> _EXERCISE INSTRUCTIONS_
Nothing but a number is wanted: the count of lines in the records below that include "September".
===============
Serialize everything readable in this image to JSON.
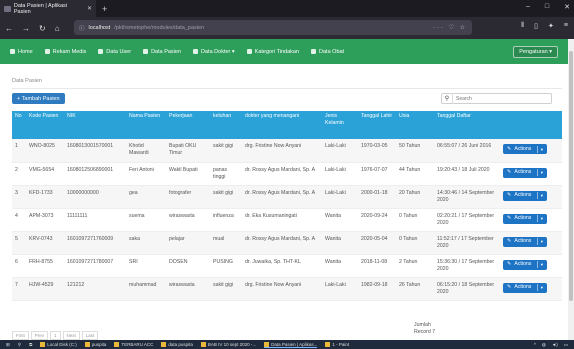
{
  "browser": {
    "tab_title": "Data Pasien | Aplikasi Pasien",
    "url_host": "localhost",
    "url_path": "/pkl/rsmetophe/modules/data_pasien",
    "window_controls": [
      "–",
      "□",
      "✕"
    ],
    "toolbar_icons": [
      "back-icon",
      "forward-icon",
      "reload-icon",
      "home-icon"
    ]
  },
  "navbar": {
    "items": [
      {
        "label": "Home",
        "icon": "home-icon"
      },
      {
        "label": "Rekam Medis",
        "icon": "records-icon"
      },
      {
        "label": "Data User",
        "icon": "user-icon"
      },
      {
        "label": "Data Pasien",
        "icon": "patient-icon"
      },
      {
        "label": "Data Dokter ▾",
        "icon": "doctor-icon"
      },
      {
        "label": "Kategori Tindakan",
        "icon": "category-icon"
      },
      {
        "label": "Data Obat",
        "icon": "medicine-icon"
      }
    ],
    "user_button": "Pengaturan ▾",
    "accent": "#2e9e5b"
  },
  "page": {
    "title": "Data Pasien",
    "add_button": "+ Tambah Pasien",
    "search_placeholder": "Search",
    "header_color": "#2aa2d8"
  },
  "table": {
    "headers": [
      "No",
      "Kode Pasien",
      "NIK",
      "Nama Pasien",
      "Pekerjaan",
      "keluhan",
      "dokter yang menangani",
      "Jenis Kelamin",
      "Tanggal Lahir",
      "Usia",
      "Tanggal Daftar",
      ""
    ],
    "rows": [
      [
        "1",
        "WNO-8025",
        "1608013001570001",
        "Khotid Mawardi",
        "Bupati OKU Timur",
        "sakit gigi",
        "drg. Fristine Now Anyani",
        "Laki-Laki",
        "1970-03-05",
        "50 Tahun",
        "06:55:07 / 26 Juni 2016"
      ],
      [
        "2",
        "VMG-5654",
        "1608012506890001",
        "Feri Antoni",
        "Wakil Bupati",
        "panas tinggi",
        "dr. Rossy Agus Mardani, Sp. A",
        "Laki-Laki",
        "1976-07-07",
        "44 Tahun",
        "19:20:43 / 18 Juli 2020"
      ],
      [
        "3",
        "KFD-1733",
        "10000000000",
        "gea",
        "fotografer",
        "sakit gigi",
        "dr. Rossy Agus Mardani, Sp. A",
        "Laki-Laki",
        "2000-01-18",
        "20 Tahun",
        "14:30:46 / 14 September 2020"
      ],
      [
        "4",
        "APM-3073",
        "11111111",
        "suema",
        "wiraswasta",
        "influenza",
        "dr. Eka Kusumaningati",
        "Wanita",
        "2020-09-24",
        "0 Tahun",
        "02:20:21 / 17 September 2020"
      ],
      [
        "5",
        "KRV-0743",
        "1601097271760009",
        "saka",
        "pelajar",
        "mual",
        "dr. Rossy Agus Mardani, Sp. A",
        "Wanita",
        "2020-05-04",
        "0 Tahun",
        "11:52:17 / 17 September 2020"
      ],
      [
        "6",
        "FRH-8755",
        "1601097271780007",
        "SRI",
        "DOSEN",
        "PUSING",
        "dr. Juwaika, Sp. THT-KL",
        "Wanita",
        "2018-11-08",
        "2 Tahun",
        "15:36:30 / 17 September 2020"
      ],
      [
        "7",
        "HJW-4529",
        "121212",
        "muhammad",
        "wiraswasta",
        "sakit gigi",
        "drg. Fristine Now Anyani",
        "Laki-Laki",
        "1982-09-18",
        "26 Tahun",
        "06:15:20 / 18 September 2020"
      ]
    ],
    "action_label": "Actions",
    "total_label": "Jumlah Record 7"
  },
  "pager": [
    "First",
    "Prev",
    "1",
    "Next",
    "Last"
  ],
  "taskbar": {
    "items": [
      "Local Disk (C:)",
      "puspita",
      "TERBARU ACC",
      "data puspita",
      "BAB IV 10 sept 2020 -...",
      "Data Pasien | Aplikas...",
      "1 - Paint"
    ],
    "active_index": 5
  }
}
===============
> _ANSWER FOR THIS EXERCISE_
5